§ **Task objective**: Check each line of the entries below for the word "Official", and copy the lines that have it.

Data items:
☆ ☆ ☆

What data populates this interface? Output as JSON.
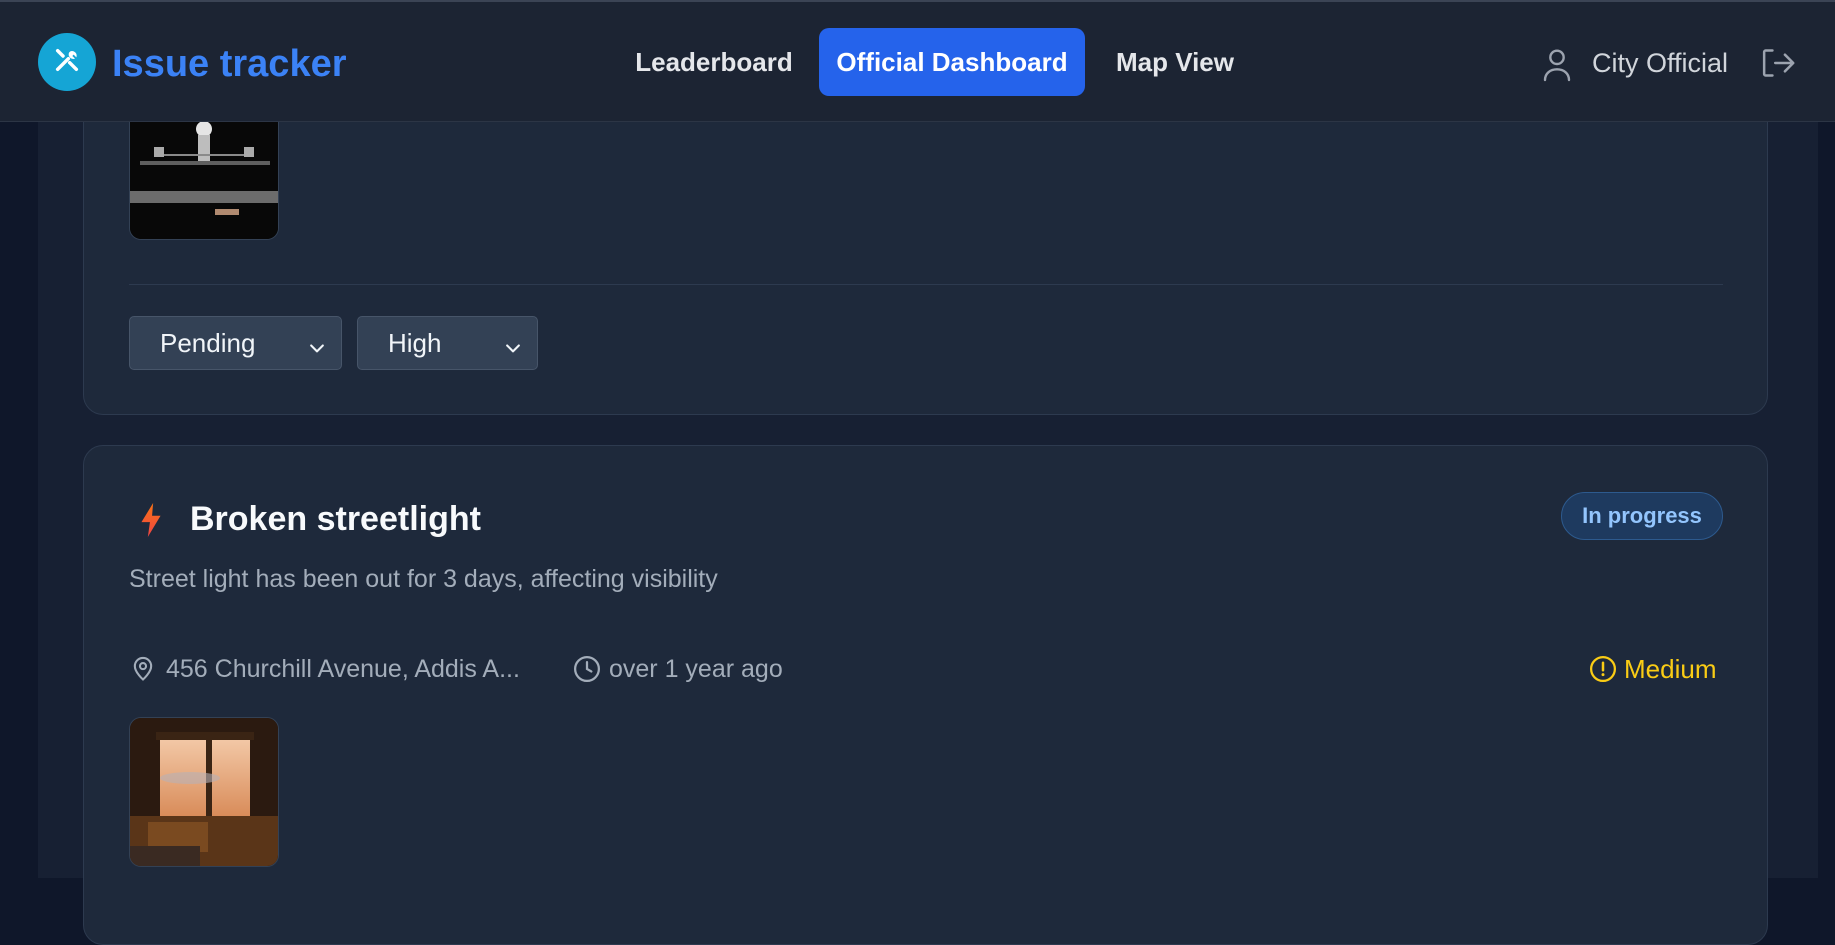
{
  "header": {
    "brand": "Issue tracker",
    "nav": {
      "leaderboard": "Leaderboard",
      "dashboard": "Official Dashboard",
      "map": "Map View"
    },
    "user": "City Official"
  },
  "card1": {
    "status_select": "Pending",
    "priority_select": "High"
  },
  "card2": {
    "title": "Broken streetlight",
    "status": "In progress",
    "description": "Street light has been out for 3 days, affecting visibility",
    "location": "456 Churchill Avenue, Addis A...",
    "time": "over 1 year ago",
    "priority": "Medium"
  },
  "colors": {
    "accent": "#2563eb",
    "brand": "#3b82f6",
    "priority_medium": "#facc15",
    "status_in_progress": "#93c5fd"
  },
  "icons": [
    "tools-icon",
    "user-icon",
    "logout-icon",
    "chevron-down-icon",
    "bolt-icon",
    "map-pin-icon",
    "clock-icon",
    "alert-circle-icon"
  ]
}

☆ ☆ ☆

§ **Solution**:
      "dashboard": "Official Dashboard",
    "user": "City Official"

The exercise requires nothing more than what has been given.